_Task brief_
Please list all lines of the material below in which the string "close" occurs.

_Material provided_
• • •

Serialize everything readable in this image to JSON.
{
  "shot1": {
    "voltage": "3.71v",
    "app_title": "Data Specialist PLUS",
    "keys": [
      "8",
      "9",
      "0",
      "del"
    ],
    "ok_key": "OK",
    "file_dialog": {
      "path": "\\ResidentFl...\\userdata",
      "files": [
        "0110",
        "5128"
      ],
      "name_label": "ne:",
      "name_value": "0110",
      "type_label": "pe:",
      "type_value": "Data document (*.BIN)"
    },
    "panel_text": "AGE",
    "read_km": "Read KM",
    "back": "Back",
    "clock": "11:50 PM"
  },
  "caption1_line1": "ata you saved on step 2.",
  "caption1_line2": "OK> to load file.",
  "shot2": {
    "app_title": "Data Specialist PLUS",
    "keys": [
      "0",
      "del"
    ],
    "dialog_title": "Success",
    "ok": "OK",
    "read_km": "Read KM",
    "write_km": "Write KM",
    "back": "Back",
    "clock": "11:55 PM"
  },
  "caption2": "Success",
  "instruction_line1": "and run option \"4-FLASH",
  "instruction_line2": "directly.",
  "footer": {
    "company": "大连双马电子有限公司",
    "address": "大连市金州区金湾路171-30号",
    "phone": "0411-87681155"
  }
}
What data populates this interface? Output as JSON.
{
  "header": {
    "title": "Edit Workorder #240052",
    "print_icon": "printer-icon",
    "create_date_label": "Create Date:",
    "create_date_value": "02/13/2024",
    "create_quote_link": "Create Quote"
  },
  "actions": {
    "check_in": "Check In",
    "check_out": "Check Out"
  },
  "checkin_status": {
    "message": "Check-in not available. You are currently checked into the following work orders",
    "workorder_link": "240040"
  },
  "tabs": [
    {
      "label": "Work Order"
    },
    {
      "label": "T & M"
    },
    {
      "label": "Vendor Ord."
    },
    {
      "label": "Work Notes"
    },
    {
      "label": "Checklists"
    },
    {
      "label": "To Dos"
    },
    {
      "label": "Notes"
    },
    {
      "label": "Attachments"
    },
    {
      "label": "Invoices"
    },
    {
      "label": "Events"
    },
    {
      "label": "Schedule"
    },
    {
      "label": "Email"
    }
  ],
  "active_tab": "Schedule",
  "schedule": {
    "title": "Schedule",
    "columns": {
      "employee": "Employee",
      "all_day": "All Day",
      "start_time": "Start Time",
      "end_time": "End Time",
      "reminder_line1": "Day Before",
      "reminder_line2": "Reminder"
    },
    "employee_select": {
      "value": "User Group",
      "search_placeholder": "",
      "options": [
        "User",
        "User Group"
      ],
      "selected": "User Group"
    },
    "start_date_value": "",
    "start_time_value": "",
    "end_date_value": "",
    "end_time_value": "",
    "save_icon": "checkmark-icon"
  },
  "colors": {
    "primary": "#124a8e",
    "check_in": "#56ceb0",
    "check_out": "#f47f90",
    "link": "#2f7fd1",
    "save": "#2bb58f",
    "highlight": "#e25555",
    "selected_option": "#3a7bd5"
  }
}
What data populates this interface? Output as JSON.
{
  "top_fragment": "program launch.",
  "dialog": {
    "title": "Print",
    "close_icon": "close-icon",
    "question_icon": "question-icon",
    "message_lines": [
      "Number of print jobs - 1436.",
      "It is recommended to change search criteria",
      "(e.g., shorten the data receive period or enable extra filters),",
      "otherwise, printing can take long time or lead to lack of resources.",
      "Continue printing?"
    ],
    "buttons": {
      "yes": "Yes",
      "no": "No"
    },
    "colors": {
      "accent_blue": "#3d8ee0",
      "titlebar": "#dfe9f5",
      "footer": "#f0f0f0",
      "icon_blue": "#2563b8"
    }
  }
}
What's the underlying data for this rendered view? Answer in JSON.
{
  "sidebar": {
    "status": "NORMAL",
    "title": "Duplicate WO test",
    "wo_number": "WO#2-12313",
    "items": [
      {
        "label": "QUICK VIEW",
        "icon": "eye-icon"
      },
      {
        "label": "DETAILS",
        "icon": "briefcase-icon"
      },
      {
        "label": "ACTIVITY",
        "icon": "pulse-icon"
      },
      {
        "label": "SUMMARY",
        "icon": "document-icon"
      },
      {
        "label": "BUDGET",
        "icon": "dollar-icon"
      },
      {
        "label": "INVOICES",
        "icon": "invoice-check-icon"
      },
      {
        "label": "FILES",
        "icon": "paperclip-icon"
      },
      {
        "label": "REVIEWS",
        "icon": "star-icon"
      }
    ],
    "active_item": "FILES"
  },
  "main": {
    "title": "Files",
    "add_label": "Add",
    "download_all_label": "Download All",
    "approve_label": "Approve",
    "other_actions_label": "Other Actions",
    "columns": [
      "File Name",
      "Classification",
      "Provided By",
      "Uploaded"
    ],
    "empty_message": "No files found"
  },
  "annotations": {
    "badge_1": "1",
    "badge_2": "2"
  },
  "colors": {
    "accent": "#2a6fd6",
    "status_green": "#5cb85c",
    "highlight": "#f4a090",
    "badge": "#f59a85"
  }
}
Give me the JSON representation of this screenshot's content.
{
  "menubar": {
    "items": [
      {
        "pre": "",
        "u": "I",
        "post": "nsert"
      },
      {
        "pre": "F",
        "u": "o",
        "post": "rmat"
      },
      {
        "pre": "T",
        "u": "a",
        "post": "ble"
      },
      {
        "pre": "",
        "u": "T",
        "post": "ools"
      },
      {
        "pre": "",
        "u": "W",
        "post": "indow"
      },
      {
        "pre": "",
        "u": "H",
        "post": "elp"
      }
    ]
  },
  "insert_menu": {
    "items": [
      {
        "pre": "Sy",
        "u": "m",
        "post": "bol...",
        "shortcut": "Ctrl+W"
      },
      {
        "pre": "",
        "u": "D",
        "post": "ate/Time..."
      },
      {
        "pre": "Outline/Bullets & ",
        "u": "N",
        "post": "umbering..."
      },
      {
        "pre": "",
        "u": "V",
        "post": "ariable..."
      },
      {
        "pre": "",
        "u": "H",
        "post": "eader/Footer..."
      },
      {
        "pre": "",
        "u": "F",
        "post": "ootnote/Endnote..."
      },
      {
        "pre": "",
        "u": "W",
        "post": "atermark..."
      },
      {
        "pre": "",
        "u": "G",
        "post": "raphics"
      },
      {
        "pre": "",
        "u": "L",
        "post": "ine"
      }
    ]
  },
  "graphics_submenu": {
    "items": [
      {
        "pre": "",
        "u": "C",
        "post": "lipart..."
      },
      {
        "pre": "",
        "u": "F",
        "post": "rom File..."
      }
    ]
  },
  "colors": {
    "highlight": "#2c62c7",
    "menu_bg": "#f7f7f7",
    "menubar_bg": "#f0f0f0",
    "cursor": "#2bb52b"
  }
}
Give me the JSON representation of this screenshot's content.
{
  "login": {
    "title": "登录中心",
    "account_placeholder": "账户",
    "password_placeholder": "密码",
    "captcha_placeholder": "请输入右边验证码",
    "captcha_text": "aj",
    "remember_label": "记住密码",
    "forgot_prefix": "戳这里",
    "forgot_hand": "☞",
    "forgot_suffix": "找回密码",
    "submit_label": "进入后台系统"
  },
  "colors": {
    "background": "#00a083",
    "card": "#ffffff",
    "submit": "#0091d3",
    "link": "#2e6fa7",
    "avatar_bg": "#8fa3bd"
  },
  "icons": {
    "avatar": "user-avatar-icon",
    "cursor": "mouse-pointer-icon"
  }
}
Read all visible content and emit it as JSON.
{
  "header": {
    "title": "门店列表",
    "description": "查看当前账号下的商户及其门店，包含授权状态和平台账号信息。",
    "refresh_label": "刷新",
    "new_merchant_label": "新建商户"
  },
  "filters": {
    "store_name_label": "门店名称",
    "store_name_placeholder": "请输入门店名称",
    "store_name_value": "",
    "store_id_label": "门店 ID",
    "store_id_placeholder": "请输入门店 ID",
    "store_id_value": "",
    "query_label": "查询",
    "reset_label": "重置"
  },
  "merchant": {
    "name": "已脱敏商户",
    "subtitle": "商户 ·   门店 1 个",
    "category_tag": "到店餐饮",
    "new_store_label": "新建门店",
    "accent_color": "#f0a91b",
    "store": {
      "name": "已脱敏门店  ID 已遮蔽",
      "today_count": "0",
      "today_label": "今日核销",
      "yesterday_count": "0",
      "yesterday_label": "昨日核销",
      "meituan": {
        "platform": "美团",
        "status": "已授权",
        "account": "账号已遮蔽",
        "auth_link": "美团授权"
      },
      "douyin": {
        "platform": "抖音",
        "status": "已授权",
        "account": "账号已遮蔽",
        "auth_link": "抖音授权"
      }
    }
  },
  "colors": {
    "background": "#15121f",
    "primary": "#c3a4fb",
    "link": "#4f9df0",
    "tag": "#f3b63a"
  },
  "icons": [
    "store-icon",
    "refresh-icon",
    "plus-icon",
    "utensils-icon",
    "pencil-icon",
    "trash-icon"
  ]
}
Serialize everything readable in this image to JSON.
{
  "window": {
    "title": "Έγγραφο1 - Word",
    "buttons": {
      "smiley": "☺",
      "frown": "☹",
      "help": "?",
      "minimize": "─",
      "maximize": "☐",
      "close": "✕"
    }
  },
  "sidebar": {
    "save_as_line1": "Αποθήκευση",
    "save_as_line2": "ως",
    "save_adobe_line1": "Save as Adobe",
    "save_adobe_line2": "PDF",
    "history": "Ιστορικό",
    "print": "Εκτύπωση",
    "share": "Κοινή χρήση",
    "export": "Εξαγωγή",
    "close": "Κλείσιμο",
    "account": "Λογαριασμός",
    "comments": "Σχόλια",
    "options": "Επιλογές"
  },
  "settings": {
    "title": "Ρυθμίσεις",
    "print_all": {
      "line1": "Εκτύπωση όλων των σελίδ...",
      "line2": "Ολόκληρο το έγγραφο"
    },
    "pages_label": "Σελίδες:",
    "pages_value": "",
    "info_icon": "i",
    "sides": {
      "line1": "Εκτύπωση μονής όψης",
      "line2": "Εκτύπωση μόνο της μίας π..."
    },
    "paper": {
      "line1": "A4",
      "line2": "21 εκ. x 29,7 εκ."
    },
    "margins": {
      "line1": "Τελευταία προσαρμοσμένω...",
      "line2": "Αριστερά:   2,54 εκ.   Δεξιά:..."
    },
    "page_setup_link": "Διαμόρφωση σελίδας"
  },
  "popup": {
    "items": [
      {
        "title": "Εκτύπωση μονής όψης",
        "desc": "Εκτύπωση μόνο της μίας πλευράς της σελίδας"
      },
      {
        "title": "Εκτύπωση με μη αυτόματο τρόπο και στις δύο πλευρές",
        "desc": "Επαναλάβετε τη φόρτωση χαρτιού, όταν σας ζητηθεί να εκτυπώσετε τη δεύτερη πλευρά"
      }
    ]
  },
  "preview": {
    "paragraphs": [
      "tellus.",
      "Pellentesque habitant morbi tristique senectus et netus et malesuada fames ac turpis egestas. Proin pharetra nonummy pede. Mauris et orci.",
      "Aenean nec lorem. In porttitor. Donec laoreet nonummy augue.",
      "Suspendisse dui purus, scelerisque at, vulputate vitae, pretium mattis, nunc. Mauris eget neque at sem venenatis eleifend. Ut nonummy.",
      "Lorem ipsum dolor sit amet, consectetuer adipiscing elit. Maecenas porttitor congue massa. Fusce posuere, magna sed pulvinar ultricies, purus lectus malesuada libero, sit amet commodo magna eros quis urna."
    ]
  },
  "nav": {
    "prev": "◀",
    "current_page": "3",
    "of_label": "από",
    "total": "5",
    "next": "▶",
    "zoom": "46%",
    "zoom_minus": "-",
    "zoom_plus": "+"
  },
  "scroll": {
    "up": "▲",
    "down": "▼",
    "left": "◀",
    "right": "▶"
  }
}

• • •

_The completed task_
    "close_icon": "close-icon",
      "close": "✕"
    "close": "Κλείσιμο",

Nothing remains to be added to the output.